**WHAT IS NEEDED:** Search the entries below. Return every line that has "Edit" in it.
******************************
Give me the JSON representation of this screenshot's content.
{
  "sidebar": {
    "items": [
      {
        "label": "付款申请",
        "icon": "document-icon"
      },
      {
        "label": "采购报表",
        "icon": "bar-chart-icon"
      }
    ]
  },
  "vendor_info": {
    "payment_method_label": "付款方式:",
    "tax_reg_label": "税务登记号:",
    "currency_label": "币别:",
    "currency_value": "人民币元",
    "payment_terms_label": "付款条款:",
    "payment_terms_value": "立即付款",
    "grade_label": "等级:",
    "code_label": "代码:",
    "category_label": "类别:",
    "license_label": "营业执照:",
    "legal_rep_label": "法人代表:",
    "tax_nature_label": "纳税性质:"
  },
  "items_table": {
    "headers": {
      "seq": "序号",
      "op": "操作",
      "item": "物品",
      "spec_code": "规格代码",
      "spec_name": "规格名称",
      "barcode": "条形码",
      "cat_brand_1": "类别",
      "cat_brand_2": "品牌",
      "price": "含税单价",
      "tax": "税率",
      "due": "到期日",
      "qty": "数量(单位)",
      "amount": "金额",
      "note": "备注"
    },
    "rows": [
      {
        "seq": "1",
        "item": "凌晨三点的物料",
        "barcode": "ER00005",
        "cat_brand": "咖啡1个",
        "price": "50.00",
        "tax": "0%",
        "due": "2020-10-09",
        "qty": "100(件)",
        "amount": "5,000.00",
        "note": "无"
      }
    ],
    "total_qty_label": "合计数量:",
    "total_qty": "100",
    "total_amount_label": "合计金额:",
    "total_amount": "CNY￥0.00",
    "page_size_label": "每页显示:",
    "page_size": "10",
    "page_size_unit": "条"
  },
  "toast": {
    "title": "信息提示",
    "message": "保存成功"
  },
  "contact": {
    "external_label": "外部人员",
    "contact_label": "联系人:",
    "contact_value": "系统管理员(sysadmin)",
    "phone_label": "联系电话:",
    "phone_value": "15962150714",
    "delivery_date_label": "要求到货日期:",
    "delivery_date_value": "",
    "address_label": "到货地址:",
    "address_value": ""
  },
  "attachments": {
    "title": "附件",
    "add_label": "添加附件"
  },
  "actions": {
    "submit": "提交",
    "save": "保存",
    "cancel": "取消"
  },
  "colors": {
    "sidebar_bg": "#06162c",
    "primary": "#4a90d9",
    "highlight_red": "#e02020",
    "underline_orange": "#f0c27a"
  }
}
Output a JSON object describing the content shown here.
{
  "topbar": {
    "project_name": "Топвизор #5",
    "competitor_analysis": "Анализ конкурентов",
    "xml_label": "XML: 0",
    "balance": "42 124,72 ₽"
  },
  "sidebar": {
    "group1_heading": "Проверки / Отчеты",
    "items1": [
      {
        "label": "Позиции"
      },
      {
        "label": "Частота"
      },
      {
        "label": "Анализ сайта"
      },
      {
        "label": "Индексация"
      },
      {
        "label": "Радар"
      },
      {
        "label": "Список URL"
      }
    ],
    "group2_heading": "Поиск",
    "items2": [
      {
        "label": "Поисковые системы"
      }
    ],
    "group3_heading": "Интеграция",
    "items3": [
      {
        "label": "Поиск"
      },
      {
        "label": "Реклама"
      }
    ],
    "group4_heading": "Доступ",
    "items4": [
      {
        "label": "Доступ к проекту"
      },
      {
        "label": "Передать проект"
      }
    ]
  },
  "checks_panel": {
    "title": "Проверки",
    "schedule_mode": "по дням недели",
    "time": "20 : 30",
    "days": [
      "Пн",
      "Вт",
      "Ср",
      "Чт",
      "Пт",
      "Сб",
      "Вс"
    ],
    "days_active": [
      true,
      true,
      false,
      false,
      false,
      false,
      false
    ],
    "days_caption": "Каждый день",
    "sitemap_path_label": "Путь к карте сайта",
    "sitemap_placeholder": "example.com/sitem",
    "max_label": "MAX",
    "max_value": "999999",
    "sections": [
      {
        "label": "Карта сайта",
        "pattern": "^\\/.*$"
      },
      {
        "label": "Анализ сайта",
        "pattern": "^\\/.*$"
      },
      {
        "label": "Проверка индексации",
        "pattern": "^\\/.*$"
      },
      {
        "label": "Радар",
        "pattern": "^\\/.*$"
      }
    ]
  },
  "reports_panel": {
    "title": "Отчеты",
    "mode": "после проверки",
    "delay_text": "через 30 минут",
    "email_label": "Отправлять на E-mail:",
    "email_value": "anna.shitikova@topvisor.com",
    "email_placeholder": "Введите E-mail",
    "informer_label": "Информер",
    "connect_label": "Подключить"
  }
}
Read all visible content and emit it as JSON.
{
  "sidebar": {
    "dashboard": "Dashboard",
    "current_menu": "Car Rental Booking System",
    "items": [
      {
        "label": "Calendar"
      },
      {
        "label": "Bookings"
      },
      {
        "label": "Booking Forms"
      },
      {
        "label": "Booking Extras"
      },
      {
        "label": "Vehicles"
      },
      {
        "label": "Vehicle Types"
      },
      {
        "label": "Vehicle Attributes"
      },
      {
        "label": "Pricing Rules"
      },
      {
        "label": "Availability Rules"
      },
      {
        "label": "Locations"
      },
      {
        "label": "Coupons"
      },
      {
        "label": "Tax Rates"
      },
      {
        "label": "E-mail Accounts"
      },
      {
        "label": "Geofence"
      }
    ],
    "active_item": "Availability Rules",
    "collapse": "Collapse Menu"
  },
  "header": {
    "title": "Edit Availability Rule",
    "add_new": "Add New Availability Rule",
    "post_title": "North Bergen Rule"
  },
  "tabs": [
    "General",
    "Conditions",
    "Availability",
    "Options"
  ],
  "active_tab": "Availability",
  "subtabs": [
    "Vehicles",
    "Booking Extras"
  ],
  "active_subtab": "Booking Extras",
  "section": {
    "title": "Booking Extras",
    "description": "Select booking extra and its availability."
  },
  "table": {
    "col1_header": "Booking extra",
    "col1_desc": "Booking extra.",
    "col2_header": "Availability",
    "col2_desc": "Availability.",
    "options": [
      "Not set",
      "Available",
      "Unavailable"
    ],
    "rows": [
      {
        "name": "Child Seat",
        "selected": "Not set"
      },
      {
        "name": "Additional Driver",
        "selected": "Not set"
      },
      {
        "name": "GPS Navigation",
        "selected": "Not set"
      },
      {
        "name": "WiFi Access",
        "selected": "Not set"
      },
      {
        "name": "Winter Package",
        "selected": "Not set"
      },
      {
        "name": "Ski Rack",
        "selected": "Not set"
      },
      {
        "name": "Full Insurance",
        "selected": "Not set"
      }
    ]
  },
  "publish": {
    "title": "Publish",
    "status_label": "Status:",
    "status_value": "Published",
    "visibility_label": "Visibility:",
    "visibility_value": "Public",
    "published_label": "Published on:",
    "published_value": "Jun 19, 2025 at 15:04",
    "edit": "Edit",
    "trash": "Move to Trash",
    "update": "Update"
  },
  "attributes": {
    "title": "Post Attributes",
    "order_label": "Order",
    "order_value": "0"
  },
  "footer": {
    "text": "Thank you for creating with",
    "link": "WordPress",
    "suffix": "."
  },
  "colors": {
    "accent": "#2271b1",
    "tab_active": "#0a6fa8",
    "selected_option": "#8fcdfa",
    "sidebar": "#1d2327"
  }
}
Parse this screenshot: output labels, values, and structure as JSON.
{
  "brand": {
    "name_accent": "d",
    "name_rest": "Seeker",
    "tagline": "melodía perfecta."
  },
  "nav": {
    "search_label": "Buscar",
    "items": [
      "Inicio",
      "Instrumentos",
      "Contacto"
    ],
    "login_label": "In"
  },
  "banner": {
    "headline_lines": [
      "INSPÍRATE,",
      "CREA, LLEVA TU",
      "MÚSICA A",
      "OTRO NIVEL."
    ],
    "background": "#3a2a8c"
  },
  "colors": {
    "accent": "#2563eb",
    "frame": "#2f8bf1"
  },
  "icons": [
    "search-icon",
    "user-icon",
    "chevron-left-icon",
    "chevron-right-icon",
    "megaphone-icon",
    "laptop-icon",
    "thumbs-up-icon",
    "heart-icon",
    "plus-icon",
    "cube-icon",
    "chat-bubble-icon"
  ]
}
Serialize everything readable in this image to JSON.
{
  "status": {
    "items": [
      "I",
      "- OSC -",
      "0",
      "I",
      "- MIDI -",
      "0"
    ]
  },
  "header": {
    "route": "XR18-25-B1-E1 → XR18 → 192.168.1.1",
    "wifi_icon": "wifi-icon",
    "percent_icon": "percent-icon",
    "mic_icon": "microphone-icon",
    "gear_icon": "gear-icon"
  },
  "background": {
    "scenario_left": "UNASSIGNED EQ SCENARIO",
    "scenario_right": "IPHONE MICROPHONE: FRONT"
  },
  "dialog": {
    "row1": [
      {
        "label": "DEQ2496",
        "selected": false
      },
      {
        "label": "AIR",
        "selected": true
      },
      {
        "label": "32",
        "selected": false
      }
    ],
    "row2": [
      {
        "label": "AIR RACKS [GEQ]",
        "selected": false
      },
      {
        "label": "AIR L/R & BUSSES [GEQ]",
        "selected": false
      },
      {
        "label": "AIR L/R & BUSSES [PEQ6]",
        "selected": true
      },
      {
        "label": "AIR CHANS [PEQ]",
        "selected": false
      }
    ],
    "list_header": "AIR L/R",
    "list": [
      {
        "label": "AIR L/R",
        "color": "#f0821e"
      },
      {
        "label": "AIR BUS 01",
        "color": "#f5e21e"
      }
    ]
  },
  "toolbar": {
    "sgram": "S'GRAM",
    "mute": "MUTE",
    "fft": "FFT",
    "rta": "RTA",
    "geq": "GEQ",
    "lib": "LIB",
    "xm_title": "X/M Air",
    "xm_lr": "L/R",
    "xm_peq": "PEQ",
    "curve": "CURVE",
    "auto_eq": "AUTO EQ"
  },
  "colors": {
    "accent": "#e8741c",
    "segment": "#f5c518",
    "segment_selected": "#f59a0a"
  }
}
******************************
**OUTPUT FOR THIS TASK:**
    "title": "Edit Availability Rule",
    "edit": "Edit",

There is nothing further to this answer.